> What you should do
Look through the lines below and extract any with the word "text".
-- Information provided follows --
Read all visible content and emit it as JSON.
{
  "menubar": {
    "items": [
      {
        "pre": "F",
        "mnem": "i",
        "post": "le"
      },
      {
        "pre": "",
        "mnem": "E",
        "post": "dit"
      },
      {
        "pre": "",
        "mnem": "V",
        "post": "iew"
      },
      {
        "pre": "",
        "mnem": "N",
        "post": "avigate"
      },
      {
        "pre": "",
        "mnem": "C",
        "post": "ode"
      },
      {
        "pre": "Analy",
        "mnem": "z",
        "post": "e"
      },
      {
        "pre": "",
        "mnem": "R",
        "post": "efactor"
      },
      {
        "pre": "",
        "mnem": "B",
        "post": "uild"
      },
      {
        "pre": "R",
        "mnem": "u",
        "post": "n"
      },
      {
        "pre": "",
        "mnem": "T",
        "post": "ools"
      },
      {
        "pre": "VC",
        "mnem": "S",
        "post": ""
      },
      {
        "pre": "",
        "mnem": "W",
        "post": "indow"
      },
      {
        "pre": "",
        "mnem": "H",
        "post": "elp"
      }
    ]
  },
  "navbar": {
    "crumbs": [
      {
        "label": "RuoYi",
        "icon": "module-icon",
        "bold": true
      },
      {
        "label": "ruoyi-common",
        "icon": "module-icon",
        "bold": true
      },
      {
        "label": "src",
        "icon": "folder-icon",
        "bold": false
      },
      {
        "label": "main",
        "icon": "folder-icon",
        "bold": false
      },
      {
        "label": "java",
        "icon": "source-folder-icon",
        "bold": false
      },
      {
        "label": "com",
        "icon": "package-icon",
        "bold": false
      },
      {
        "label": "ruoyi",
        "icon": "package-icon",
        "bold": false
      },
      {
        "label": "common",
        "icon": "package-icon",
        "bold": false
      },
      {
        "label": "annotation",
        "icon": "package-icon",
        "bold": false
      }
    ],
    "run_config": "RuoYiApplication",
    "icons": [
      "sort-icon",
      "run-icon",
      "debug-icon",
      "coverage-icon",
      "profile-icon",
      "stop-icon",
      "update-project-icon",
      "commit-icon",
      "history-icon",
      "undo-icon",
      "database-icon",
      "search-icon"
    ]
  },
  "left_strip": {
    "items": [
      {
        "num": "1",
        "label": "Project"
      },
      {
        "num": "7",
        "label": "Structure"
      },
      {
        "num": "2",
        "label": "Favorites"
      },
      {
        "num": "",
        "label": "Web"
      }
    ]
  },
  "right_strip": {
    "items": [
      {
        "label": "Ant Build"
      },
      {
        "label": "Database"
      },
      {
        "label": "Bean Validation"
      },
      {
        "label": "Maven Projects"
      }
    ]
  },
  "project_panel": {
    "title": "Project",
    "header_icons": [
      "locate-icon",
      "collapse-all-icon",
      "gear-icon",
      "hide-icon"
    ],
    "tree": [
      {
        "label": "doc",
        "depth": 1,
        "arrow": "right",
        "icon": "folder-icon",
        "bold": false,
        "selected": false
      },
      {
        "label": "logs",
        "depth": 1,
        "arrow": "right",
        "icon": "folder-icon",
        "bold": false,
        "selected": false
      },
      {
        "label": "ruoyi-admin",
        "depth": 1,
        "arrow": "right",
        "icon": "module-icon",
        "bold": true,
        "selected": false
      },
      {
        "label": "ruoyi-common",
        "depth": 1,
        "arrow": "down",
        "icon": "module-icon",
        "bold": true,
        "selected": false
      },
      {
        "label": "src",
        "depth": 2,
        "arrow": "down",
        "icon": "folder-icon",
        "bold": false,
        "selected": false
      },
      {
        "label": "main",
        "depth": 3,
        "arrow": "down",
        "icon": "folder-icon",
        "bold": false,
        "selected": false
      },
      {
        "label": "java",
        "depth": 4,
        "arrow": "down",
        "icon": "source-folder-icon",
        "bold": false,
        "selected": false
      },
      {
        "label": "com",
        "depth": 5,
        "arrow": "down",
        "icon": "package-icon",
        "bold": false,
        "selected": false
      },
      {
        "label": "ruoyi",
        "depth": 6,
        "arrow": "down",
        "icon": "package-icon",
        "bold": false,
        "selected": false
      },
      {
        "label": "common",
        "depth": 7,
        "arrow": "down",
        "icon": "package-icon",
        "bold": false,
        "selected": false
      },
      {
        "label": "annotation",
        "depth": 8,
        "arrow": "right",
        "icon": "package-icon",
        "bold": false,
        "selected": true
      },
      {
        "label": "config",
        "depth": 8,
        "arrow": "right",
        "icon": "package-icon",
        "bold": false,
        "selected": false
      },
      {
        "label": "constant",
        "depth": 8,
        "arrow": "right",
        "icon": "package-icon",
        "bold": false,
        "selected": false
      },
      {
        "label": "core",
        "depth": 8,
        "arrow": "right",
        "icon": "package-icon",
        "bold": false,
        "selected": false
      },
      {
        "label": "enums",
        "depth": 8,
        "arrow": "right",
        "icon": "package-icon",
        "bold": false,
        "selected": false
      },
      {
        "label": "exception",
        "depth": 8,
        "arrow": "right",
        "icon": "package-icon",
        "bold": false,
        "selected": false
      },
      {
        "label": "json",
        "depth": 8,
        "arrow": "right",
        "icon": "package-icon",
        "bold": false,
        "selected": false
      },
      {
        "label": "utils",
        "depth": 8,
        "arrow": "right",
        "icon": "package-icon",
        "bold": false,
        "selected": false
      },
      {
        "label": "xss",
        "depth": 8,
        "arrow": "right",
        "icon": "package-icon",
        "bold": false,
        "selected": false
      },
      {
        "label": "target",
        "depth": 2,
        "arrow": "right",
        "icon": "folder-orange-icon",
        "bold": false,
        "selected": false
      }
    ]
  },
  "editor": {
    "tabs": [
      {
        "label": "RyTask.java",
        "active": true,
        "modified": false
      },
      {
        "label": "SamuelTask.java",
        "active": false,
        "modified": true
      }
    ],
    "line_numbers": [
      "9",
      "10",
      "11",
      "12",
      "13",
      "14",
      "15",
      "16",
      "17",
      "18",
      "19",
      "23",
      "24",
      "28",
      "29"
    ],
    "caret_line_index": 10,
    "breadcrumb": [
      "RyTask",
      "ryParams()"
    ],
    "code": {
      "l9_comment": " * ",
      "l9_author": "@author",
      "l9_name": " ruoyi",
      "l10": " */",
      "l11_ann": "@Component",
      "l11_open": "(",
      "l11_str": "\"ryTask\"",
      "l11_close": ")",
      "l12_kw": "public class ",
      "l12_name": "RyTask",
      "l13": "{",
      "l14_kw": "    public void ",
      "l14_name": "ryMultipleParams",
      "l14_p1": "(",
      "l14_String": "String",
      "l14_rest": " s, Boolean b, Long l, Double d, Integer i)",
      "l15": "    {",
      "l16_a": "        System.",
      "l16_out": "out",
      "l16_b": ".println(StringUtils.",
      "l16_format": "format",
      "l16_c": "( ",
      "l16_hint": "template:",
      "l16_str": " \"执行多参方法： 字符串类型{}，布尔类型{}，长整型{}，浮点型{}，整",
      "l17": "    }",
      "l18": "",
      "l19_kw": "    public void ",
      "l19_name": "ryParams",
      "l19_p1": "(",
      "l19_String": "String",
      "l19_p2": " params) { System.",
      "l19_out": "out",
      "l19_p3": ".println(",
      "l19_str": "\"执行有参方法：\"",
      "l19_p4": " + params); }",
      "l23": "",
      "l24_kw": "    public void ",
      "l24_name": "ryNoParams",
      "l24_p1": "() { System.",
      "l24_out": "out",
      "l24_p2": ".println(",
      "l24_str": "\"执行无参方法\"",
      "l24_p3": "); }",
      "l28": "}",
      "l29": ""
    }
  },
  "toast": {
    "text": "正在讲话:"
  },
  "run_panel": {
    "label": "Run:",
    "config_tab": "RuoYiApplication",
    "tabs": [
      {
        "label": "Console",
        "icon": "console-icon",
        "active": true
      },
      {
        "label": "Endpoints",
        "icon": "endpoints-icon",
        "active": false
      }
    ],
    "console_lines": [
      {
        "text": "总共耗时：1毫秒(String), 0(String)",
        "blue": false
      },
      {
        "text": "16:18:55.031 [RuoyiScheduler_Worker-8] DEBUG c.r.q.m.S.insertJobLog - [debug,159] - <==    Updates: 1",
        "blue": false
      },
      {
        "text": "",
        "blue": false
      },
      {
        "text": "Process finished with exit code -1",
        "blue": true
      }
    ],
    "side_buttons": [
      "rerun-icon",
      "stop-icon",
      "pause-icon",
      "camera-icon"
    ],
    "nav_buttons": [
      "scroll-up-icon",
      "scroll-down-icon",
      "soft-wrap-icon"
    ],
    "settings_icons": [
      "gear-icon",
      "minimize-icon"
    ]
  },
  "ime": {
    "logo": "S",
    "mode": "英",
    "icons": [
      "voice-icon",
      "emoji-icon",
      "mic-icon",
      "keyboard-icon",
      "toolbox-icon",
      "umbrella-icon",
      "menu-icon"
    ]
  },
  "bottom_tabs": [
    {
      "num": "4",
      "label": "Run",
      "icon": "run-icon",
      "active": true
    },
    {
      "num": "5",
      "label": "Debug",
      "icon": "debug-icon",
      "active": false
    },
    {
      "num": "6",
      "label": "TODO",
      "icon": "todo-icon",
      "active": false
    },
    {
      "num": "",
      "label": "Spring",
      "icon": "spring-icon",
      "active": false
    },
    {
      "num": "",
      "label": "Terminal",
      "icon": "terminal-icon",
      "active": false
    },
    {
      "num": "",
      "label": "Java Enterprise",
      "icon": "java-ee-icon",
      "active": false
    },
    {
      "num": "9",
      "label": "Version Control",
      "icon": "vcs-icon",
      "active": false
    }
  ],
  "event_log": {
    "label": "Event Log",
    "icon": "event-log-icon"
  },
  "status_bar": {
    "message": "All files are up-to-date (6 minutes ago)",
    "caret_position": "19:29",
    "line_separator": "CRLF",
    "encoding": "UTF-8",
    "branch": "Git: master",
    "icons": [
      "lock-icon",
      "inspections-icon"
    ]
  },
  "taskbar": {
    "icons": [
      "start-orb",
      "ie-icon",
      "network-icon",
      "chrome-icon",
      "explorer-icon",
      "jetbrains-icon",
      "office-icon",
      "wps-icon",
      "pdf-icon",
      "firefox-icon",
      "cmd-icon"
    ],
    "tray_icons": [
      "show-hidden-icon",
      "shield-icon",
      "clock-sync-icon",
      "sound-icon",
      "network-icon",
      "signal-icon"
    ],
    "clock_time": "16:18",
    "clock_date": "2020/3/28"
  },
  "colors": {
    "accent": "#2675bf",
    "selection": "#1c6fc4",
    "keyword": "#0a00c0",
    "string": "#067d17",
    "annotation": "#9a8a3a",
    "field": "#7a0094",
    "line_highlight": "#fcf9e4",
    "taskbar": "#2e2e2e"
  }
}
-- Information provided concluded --
> Answer space
    "text": "正在讲话:"
        "text": "总共耗时：1毫秒(String), 0(String)",
        "text": "16:18:55.031 [RuoyiScheduler_Worker-8] DEBUG c.r.q.m.S.insertJobLog - [debug,159] - <==    Updates: 1",
        "text": "",
        "text": "Process finished with exit code -1",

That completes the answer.